For sure, those local Indonesian companies that are appointed importers of specific food commodities obtain a lucrative role in this quota system (and therefore they are willing to pay some "under-the-table" funds to officials who can influence the decision to appoint a certain company). Given that there is a shortage on the domestic market for the product, prices have usually already surged significantly before the imported product starts to enter the Indonesian market. Therefore, they have a big profit margin at the start (this margin lowers as sufficient supplies from abroad manage to push prices down). In fact, it is suspected that in some cases the appointed importers deliberately wait a while before distributing certain (imported) food products on the Indonesian market in order to let prices rise higher first.
All in all, it constitutes an unfair situation that benefits a handful of people but comes at the expense of wider society. This is especially sensitive in Indonesia where a large portion of the population lives below or just above the poverty line. Given that these seven food commodities are also key ingredients for the diet of the poorer segments of society, higher prices can push those who live just above the poverty line into full poverty.

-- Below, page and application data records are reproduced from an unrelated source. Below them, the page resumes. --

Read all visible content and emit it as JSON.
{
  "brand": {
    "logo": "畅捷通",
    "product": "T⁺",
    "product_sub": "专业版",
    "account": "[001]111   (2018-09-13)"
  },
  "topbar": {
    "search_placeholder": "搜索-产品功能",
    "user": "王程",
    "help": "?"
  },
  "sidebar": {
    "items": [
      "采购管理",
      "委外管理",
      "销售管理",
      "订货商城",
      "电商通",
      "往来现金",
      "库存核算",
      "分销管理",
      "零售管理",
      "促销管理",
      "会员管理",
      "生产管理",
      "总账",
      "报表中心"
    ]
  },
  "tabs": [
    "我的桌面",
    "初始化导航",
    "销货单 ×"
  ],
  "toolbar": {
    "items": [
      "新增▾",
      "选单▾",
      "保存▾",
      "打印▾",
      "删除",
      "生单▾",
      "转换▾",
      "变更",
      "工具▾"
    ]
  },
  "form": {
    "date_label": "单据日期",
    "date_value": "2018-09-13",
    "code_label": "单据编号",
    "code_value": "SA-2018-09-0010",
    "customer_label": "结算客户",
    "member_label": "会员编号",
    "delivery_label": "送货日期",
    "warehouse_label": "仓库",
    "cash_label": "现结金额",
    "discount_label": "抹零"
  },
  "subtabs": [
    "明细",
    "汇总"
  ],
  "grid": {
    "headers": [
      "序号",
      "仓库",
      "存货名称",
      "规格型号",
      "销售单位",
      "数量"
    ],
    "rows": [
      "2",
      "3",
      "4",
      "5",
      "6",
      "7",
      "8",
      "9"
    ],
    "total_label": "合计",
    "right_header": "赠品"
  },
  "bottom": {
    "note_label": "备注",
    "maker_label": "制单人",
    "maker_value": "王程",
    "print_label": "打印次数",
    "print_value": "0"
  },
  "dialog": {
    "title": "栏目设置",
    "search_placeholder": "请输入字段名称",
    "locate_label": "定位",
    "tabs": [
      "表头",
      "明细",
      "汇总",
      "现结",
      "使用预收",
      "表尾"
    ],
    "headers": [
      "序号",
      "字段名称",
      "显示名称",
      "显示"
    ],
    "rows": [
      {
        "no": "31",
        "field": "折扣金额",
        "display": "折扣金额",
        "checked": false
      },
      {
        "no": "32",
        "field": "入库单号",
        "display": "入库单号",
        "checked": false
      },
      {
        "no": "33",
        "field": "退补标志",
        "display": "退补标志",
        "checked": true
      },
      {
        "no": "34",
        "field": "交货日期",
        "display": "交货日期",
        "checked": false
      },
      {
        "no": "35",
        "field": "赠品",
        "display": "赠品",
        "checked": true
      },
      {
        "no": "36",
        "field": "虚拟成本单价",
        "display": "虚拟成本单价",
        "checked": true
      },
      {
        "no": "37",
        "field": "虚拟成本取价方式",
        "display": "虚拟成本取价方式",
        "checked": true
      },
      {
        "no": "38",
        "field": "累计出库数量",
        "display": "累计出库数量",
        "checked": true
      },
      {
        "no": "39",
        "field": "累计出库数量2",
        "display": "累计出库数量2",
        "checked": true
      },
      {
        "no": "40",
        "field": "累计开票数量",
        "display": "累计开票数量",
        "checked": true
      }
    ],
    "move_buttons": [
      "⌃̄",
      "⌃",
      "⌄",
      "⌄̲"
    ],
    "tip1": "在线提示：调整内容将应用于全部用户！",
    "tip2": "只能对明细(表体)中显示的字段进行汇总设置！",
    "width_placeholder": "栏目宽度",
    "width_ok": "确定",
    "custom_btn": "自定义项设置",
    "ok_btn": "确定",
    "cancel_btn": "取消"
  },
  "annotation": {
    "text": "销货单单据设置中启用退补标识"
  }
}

The Indonesian government, on the other hand, defends its import quota system for specific food commodities, claiming that a cap on imported food commodities protects and supports local Indonesian farmers. Moreover, it should boost the development of a domestic supply chain of these seven food commodities (which is needed to become a self-sufficient nation in terms of these food products). Government officials say that if imports are allowed - pushing down prices on the local market - then it will only lead to more financial trouble for local Indonesian farmers while the nation becomes increasingly dependent on imports.
However, besides facilitating opportunities for corruption, collusion and nepotism, the quota system generally fails to meet domestic demand hence causing major price movements throughout the year as the government acts too slow with allowing room for more imports. Therefore, Indonesia's Business Competition Supervisory Commission (KPPU) urges the government to scrap the system, in particular for beef imports. In recent years, there have been various occasions that beef prices skyrocketed due to weak local supplies and a late reaction from authorities to widen the import quota. Besides scrapping the beef import quota, the KPPU also suggests that Indonesia will not only remain dependent on cattle imports from Australia but also imports from other nations.
Indonesia needs to improve regulations related to import procurement for food products as the quota system can more-or-less be labeled a failure and allows much room for corrupt behavior. Moreover, there is no evidence that this system actually manages to boost local production of the specific food commodities. Indonesian authorities do need to support and protect its farmers as well as local production. However, there are other ways to do this than simply by blocking imports. Authorities should invest more time and money in helping to boost local production by educating local farmers about efficient farming techniques and provide more subsidies (including soft-loans) to local farmers to encourage business expansion (and most importantly make sure that specific subsidies - for example for fertilizers - are indeed enjoyed by farmers, and not go into the pockets of local officials).
I DO NOT SUPPORT THE INDONESIAN GOVERNMENT! TAKING A 7,500USD IS TOTALLY UNACCEPTABLE. INDONESIAN GOVERNMENT IS CORRUPT!
shut the hell your mouth bisaac